REQUIRED WORK: Each line of the material must be reproduced exactly; pictures stay out.

╔══

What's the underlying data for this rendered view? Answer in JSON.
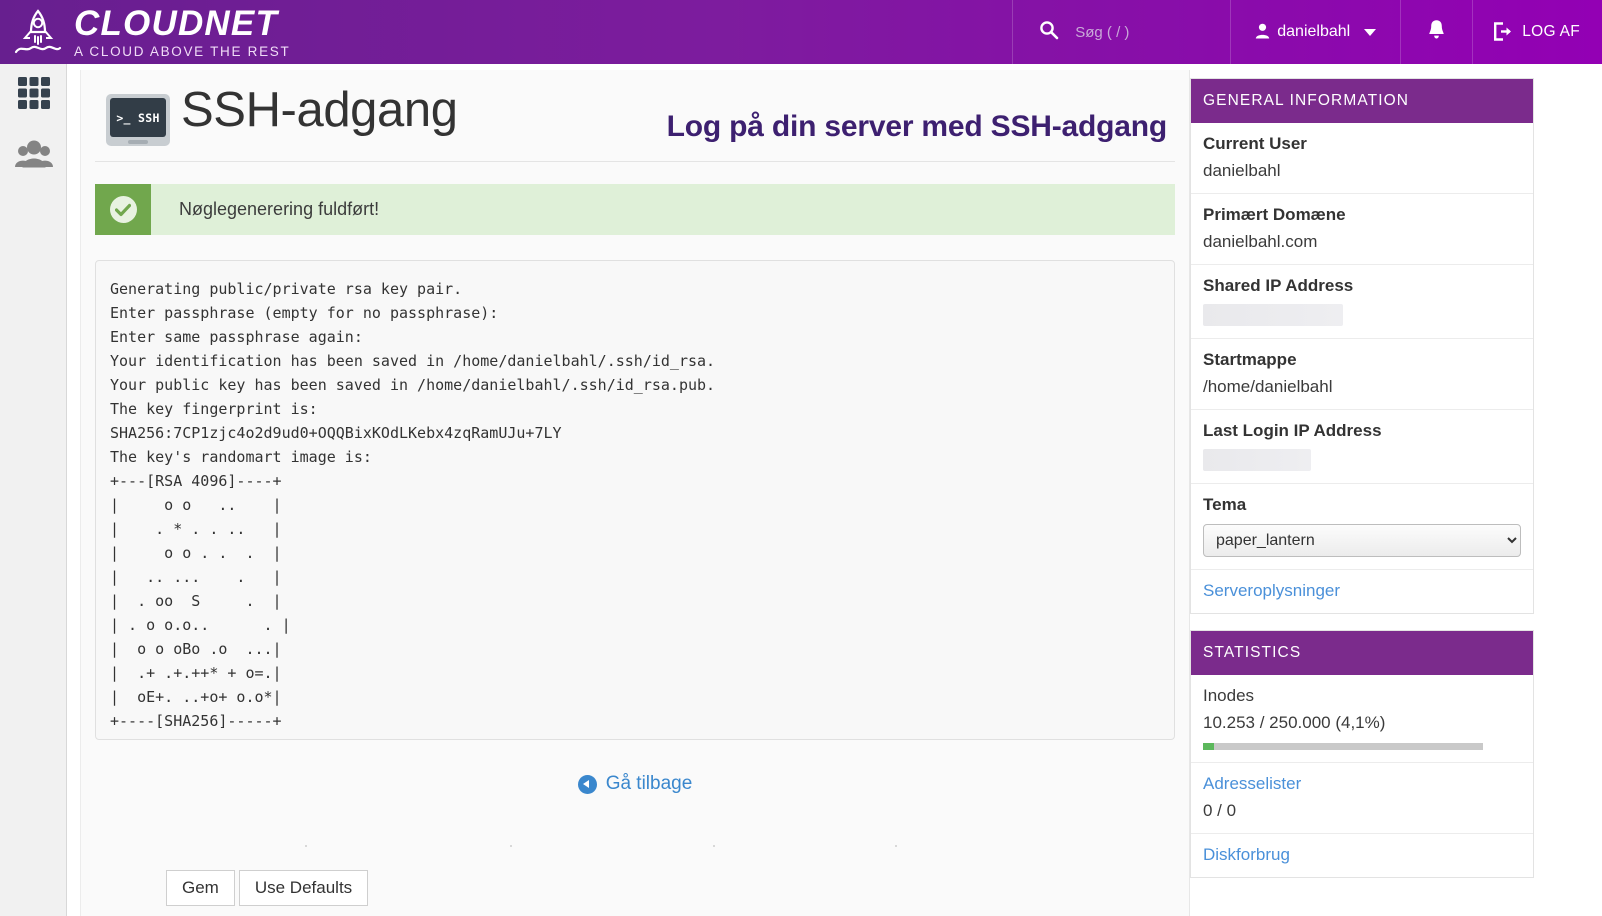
{
  "header": {
    "brand_name": "CLOUDNET",
    "brand_tagline": "A CLOUD ABOVE THE REST",
    "search_placeholder": "Søg ( / )",
    "username": "danielbahl",
    "logout_label": "LOG AF",
    "icons": {
      "rocket": "rocket-icon",
      "search": "search-icon",
      "user": "user-icon",
      "bell": "bell-icon",
      "logout": "logout-icon",
      "caret": "chevron-down-icon"
    },
    "colors": {
      "gradient_start": "#671f8f",
      "gradient_end": "#9300b4"
    }
  },
  "sidebar_rail": {
    "items": [
      {
        "name": "apps-grid",
        "icon": "grid-icon",
        "active": true
      },
      {
        "name": "users",
        "icon": "users-icon",
        "active": false
      }
    ]
  },
  "main": {
    "title": "SSH-adgang",
    "icon_label": ">_ SSH",
    "subtitle": "Log på din server med SSH-adgang",
    "alert": {
      "message": "Nøglegenerering fuldført!",
      "type": "success",
      "icon": "check-circle-icon",
      "band_color": "#71a74d",
      "bg_color": "#dff0d8"
    },
    "terminal_output": "Generating public/private rsa key pair.\nEnter passphrase (empty for no passphrase):\nEnter same passphrase again:\nYour identification has been saved in /home/danielbahl/.ssh/id_rsa.\nYour public key has been saved in /home/danielbahl/.ssh/id_rsa.pub.\nThe key fingerprint is:\nSHA256:7CP1zjc4o2d9ud0+OQQBixKOdLKebx4zqRamUJu+7LY\nThe key's randomart image is:\n+---[RSA 4096]----+\n|     o o   ..    |\n|    . * . . ..   |\n|     o o . .  .  |\n|   .. ...    .   |\n|  . oo  S     .  |\n| . o o.o..      . |\n|  o o oBo .o  ...|\n|  .+ .+.++* + o=.|\n|  oE+. ..+o+ o.o*|\n+----[SHA256]-----+",
    "back_link": "Gå tilbage",
    "buttons": [
      {
        "label": "Gem"
      },
      {
        "label": "Use Defaults"
      }
    ]
  },
  "general_information": {
    "heading": "GENERAL INFORMATION",
    "rows": [
      {
        "label": "Current User",
        "value": "danielbahl",
        "redacted": false
      },
      {
        "label": "Primært Domæne",
        "value": "danielbahl.com",
        "redacted": false
      },
      {
        "label": "Shared IP Address",
        "value": "",
        "redacted": true
      },
      {
        "label": "Startmappe",
        "value": "/home/danielbahl",
        "redacted": false
      },
      {
        "label": "Last Login IP Address",
        "value": "",
        "redacted": true
      }
    ],
    "theme_label": "Tema",
    "theme_value": "paper_lantern",
    "server_info_link": "Serveroplysninger"
  },
  "statistics": {
    "heading": "STATISTICS",
    "inodes_label": "Inodes",
    "inodes_value": "10.253 / 250.000   (4,1%)",
    "inodes_percent": 4.1,
    "addresslists_label": "Adresselister",
    "addresslists_value": "0 / 0",
    "disk_label": "Diskforbrug"
  }
}
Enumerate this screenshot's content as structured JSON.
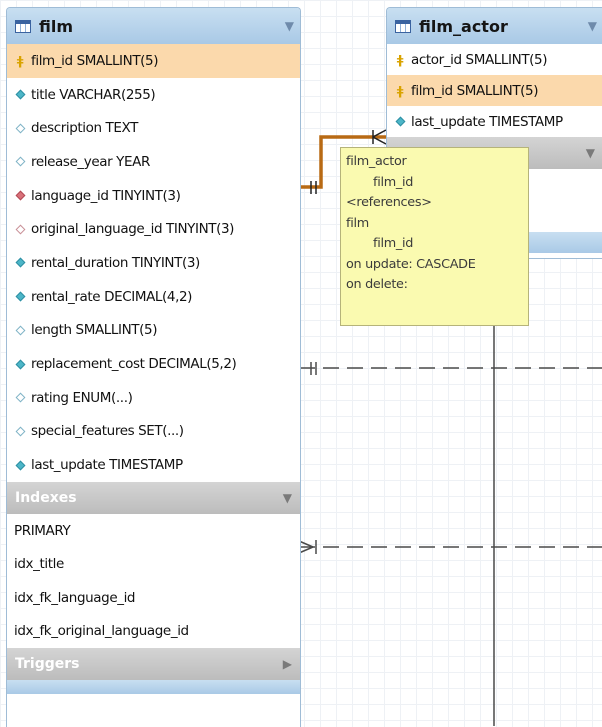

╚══

ANSWER FOR THIS EXERCISE:
What's the underlying data for this rendered view? Answer in JSON.
{
  "header": {
    "brand_name": "CLOUDNET",
    "brand_tagline": "A CLOUD ABOVE THE REST",
    "search_placeholder": "Søg ( / )",
    "username": "danielbahl",
    "logout_label": "LOG AF",
    "icons": {
      "rocket": "rocket-icon",
      "search": "search-icon",
      "user": "user-icon",
      "bell": "bell-icon",
      "logout": "logout-icon",
      "caret": "chevron-down-icon"
    },
    "colors": {
      "gradient_start": "#671f8f",
      "gradient_end": "#9300b4"
    }
  },
  "sidebar_rail": {
    "items": [
      {
        "name": "apps-grid",
        "icon": "grid-icon",
        "active": true
      },
      {
        "name": "users",
        "icon": "users-icon",
        "active": false
      }
    ]
  },
  "main": {
    "title": "SSH-adgang",
    "icon_label": ">_ SSH",
    "subtitle": "Log på din server med SSH-adgang",
    "alert": {
      "message": "Nøglegenerering fuldført!",
      "type": "success",
      "icon": "check-circle-icon",
      "band_color": "#71a74d",
      "bg_color": "#dff0d8"
    },
    "terminal_output": "Generating public/private rsa key pair.\nEnter passphrase (empty for no passphrase):\nEnter same passphrase again:\nYour identification has been saved in /home/danielbahl/.ssh/id_rsa.\nYour public key has been saved in /home/danielbahl/.ssh/id_rsa.pub.\nThe key fingerprint is:\nSHA256:7CP1zjc4o2d9ud0+OQQBixKOdLKebx4zqRamUJu+7LY\nThe key's randomart image is:\n+---[RSA 4096]----+\n|     o o   ..    |\n|    . * . . ..   |\n|     o o . .  .  |\n|   .. ...    .   |\n|  . oo  S     .  |\n| . o o.o..      . |\n|  o o oBo .o  ...|\n|  .+ .+.++* + o=.|\n|  oE+. ..+o+ o.o*|\n+----[SHA256]-----+",
    "back_link": "Gå tilbage",
    "buttons": [
      {
        "label": "Gem"
      },
      {
        "label": "Use Defaults"
      }
    ]
  },
  "general_information": {
    "heading": "GENERAL INFORMATION",
    "rows": [
      {
        "label": "Current User",
        "value": "danielbahl",
        "redacted": false
      },
      {
        "label": "Primært Domæne",
        "value": "danielbahl.com",
        "redacted": false
      },
      {
        "label": "Shared IP Address",
        "value": "",
        "redacted": true
      },
      {
        "label": "Startmappe",
        "value": "/home/danielbahl",
        "redacted": false
      },
      {
        "label": "Last Login IP Address",
        "value": "",
        "redacted": true
      }
    ],
    "theme_label": "Tema",
    "theme_value": "paper_lantern",
    "server_info_link": "Serveroplysninger"
  },
  "statistics": {
    "heading": "STATISTICS",
    "inodes_label": "Inodes",
    "inodes_value": "10.253 / 250.000   (4,1%)",
    "inodes_percent": 4.1,
    "addresslists_label": "Adresselister",
    "addresslists_value": "0 / 0",
    "disk_label": "Diskforbrug"
  }
}
Enumerate this screenshot's content as structured JSON.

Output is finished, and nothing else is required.